Sterling Vineyards, 61
Strong, Rodney, 39-40, 46, 52-53
Napa Valley, 41-42
Organization for International
Viticulturalists [OIV] , 104
Payne, Hal, 6
Pine Mountain Log company, 15-17
political campaigns of 1966 and
Price, Deborah, 58, 95
private label wines, 46-49
Procter & Gamble Corp., 4, 6-9,
Public Employees Retirement
Reagan, Ronald, 19-20
Reed, Thomas, 18-19, 25, 27, 36
Renick, Lud, 47-48
River Oaks Vineyards Corp., 34,
37, 39, 50, 69
Rohan, Mike, 32, 36, 90
Round Hill Cellars, 47-48
Rowett, Lillian, 75
Ryan, Highes, 90
tasting room, 55, 57-58, 61-62
Tchelistcheff , Andre, 98
The Chronical restaurant, 47-48
Tirapelle, Dave, 75
Tovar, Irene, 75
Towle, Dorine Woods, 105
Trader Joe's stores, 48-49
United Airlines, 25-26

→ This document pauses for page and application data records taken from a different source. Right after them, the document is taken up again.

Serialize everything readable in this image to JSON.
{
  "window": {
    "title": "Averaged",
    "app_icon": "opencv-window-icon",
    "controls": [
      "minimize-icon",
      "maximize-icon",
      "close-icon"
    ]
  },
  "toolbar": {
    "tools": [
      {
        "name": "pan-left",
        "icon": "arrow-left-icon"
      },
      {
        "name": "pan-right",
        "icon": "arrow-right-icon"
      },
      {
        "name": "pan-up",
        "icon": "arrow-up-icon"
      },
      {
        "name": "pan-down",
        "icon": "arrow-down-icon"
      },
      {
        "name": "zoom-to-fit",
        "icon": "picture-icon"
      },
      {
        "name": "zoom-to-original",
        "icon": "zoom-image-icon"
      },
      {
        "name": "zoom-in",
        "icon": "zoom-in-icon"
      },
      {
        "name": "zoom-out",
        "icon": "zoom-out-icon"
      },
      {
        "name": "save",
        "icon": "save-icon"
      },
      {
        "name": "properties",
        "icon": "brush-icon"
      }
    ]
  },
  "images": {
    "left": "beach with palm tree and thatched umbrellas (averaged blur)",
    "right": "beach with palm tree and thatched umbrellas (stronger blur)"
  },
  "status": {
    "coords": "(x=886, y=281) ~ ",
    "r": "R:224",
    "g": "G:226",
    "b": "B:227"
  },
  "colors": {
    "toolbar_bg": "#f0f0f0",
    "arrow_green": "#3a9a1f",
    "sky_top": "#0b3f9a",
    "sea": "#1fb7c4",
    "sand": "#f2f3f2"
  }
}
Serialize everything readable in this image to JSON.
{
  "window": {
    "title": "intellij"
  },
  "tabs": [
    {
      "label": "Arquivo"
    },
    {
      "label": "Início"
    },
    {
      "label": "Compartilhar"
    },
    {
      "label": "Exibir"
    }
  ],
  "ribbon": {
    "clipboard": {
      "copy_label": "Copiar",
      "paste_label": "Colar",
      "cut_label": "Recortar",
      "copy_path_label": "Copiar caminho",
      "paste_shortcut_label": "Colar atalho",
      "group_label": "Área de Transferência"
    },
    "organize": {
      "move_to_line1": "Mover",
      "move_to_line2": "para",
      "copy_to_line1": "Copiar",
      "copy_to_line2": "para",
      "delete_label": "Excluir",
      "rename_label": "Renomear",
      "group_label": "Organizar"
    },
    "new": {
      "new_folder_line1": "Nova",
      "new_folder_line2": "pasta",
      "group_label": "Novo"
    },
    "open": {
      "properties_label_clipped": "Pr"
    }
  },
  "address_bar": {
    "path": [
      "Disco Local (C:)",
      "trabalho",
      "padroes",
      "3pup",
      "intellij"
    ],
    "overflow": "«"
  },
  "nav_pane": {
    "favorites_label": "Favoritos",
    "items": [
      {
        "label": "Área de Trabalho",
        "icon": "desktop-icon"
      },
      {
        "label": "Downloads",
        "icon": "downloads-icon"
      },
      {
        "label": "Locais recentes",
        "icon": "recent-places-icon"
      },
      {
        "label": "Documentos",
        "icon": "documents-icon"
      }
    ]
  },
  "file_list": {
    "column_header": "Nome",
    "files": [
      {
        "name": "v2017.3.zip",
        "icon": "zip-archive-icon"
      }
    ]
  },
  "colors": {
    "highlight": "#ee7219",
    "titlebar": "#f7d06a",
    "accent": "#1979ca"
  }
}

Van Asperen, Ernie and Virginia,
Vaughn, Walter, 75
vineyard management, 90-92
Vintner's Club, 64
Wald, Robert, 75
Wallace family, 32
Walter, Charles, 75
Walter, James, 75
Whetstone, Lynn, 75
Wine Institute, 69, 102-104
Woods, Alexis, 105
Woods, Montgomery, 105
Woods, Joseph Ross, 56-57
Woods, Kay, 42-43
Vitus labrusca, 30
Cabernet Sauvignon, 46, 48, 49,
51-53, 59, 82
Chardonnay, 46-48, 51, 76, 78,
Chenin Blanc, 76
Gewurztraminer, 51, 54, 76-78
Her lot, 51, 59-61, 82-85
Pinot Noir, 46, 48, 51, 53, 73,
Riesling, 51, 54, 76-77
Sauvignon Blanc, 51, 76, 78
Zinfandel, 51, 76, 82
Carole E. Hicke
B.A. , University of Iowa; economics
M.A. , San Francisco State University; U.S. history with emphasis on the
American West; thesis: "James Rolph, Mayor of San Francisco."
Interviewer/editor/writer, 1978 -present , for business and law firm
histories, specializing in oral history techniques. Independently
Interviewer-editor, Regional Oral History Office, University of California,
Berkeley, 1985 to present, specializing in California legal, political, and
Editor (1980-1985) newsletters of two professional historical associations:
Western Association of Women Historians and Coordinating Committee for
Women in the Historical Profession.
Visiting lecturer, San Francisco State University in U.S. history, history
of California, history of Hawaii, legal oral history.